Red Maple Trees – These trees have beautiful red stems and the leaves are gorgeous in the fall. These trees are very common in East Texas. However, wilted maple leaves are very toxic to horses.
Symptoms to watch for: The leaves cause red blood cells to break down and the blood can no longer carry oxygen. Just one or two pounds of leaves can be fatal. Signs include pale yellow gums, dark red or black urine, rapid heart rate, dehydration, lethargy and refusing to eat. Blood transfusions and IV fluids are the only treatment.
Foxglove – These flowers are very beautiful with bell-like blossoms, however they are very poisonous. They don’t taste good, but they can often get caught up when hay is bailed.
Symptoms to watch for: The plant can lead to diarrhea, colic, irregular heartbeat and convulsions.
Oak Trees – We have no shortage of oak trees in East Texas, but the leaves, bark and acorns are poisonous, especially in the spring. As the leaves get older, they become less toxic. The older, ripe acorns are less toxic than the new green acorns.
Symptoms to watch for: Signs of oak poisoning include colic, kidney and liver damage, hard feces at first and then tarry diarrhea. Horses may live 5-7 days after the onset of signs.
A few other plants that are often used in landscaping include oleander, jessamine and jasmine, creeping ivy and bluebonnets. These are all very popular plants used in landscaping around East Texas that are poisonous. Keep in mind that what is poisonous to an adult horse can affect foals even more quickly. Foals and young horses are also more apt to experiment and eat a variety of plants or play with branches of plants that might be poisonous to them.
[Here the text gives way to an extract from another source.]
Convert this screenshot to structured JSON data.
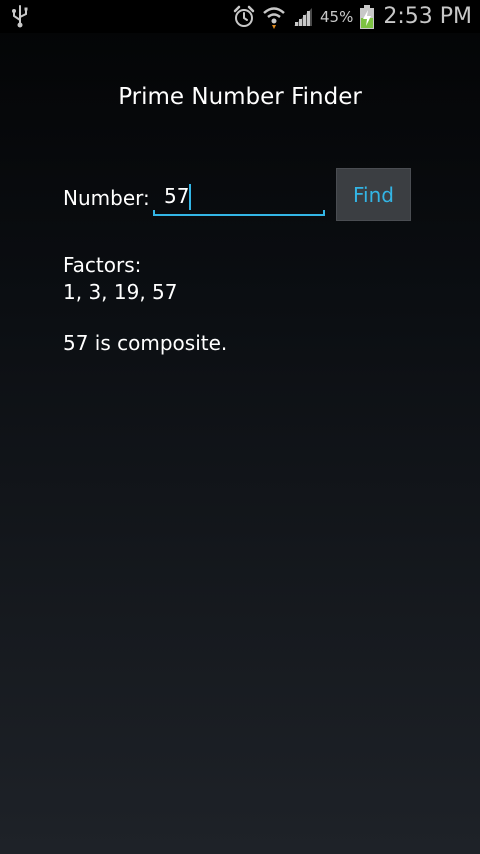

However, horses that are on diets that keep them satisfied and full are less likely to eat plants that are not in their normal grazing pattern.